Trump leads the GOP pack by 16 percentage points, with 38 percent of likely voters saying they would support him if the South Carolina primary were held today. Trump has retained this lead since the last CNN/ORC poll was released on Oct. 14.
On the Democratic side, Hillary Clinton leads Bernie Sanders by almost 20 percentage points, 56-38 percent. In the last South Carolina poll, released Oct. 12, she was leading the Vermont Senator 70-20 percent when excluding Vice President Joe Biden, but that poll factored in Vice President Joe Biden, who was mulling a run at the time.
The GOP South Carolina primary is this Saturday, while the Democrats hold theirs on the 27th. Other than the fact that there are two clear frontrunners, here are 7 takeaways:
1. Hillary Clinton Hangs Onto Nonwhite Voters -- But Their Support Is Shaky Hillary Clinton is maintaining her broad lead among nonwhites in this new poll -- 63-29, compared to the 56-26-6 percent of nonwhites in October when Biden was still in the race. Still, only 34 percent of blacks say they have made up their minds, compared to a broader 57 percent of whites. Women, another core Clinton group, are also slower to make a final commitment: 42 percent say they have made firm commitment.
2. A Tale Of Two Races: The Democratic Party's Racial Divide Clinton's strength on certain questions has actually gotten stronger among nonwhites since October when Biden was still in the race. On the economy, she's +45 now (70-25 percent) compared to +23 then (51-28-6 percent). The same trends show across the board: healthcare, race relations, the candidate who best represents values of Democrats and best chance to win in November show her running up the score compared to October.
But among whites, majorities instead choose Sanders as best on economy (58-35 percent), guns (58-35 percent), best representing values of Democrats like you (63-33 percent) and helping the middle class (66-29 percent). Clinton wins only on foreign policy (63-34 percent) and best chance to win in November (58-38 percent). Clinton and Sanders run even among whites on race relations (45-45 percent).
3. Don't Count Your Chickens: The South Carolina Race Is Still Fluid Majorities in each party say they have not completely decided who they're going to vote for. Some 49 percent of Republicans say they are definitely decided, with 20 percent leaning toward a candidate and 31 percent still making up their minds. Democrats are slightly less decided -- but they have more time with Nevada in between. Some 43 percent of Democrats say they are definitely decided, with 16 percent leaning toward a candidate and 40 percent still making up their minds.

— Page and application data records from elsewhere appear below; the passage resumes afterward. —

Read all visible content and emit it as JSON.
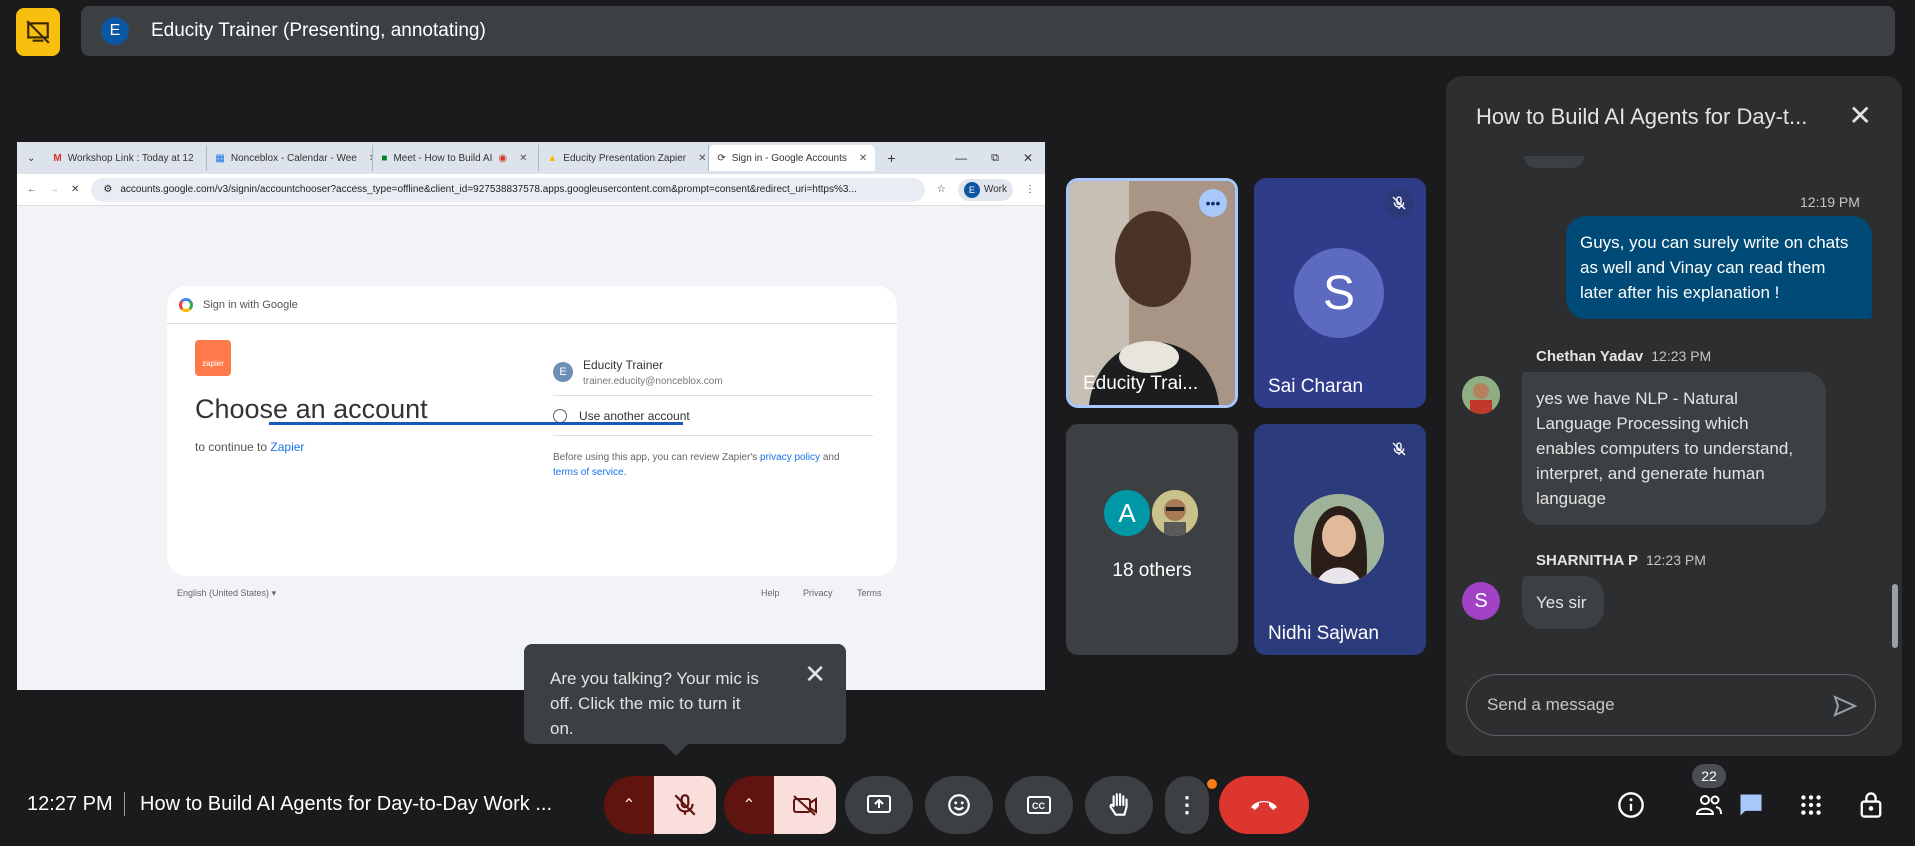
{
  "presenter": {
    "avatar_letter": "E",
    "label": "Educity Trainer (Presenting, annotating)"
  },
  "browser": {
    "tabs": [
      {
        "label": "Workshop Link : Today at 12",
        "icon": "gmail-icon"
      },
      {
        "label": "Nonceblox - Calendar - Wee",
        "icon": "calendar-icon"
      },
      {
        "label": "Meet - How to Build AI",
        "icon": "meet-icon"
      },
      {
        "label": "Educity Presentation Zapier",
        "icon": "drive-icon"
      },
      {
        "label": "Sign in - Google Accounts",
        "icon": "google-icon"
      }
    ],
    "url": "accounts.google.com/v3/signin/accountchooser?access_type=offline&client_id=927538837578.apps.googleusercontent.com&prompt=consent&redirect_uri=https%3...",
    "profile": {
      "letter": "E",
      "label": "Work"
    }
  },
  "signin": {
    "header": "Sign in with Google",
    "app_logo": "zapier",
    "heading": "Choose an account",
    "continue_prefix": "to continue to ",
    "continue_app": "Zapier",
    "account": {
      "letter": "E",
      "name": "Educity Trainer",
      "email": "trainer.educity@nonceblox.com"
    },
    "another": "Use another account",
    "fine_print_1": "Before using this app, you can review Zapier's ",
    "privacy": "privacy policy",
    "and": " and",
    "terms": "terms of service",
    "period": ".",
    "language": "English (United States)",
    "footer": [
      "Help",
      "Privacy",
      "Terms"
    ]
  },
  "participants": {
    "educity": "Educity Trai...",
    "sai": {
      "name": "Sai Charan",
      "letter": "S",
      "color": "#5c6bc0"
    },
    "others": {
      "label": "18 others",
      "letter": "A"
    },
    "nidhi": "Nidhi Sajwan"
  },
  "chat": {
    "title": "How to Build AI Agents for Day-t...",
    "messages": [
      {
        "time": "12:19 PM",
        "text": "Guys, you can surely write on chats as well and Vinay can read them later after his explanation !"
      },
      {
        "sender": "Chethan Yadav",
        "time": "12:23 PM",
        "text": "yes we have NLP - Natural Language Processing which enables computers to understand, interpret, and generate human language"
      },
      {
        "sender": "SHARNITHA P",
        "time": "12:23 PM",
        "letter": "S",
        "text": "Yes sir"
      }
    ],
    "input_placeholder": "Send a message"
  },
  "tooltip": {
    "text": "Are you talking? Your mic is off. Click the mic to turn it on."
  },
  "bottom": {
    "clock": "12:27 PM",
    "meeting_title": "How to Build AI Agents for Day-to-Day Work ...",
    "people_count": "22"
  }
}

4. Hillary Clinton Rallies The Base: Women, Nonwhites and People Over 50. Hillary Clinton still has her base in South Carolina. Women opt for her by 27 points (60-33 percent), people over the age of 50 by 30 points (65-25 percent) and blacks by 37 points (65-28 percent). These groups were crucial to carrying her to a slim win in Iowa and the support that she maintained in her New Hampshire loss.
5. Evangelicals Pick A Different Horse: We're Not In Iowa Anymore Evangelicals in Iowa went for Cruz by 12 points -- but not in South Carolina. Trump leads among Palmetto State evangelicals, by an almost a 2-to-1 margin. Trump garnered the support of more than four in 10 (42 percent) evangelicals, compared to Cruz at 23 percent, Rubio with 14 percent and Bush with 9 percent.
6. Did The George W. Bush Debate Attacks Hurt Trump? This poll isn't conclusive. Trump sat at 40 percent support in interviews conducted before the debate, versus 31 percent in interviews after the debate. This difference is within the margin of error and not statistically significant -- as well as enough to keep Trump in first place even after the debate. Post-debate polling shows increases in support by Carson and Kasich, with no increase at all from Rubio, Bush or Cruz.
7. Donald Trump Earns Support From Republican Groups Across The Board There's no gender gap here: Trump's leading support comes from 38 percent of men as well as 38 percent of women. He takes 40 percent of whites in the state, 41 percent of those over 65 years old and 36 percent of conservatives -- all close to his overall support regardless of group. The data shows a slight difference by education, which we've seen all along: 34 percent with a college degree back him.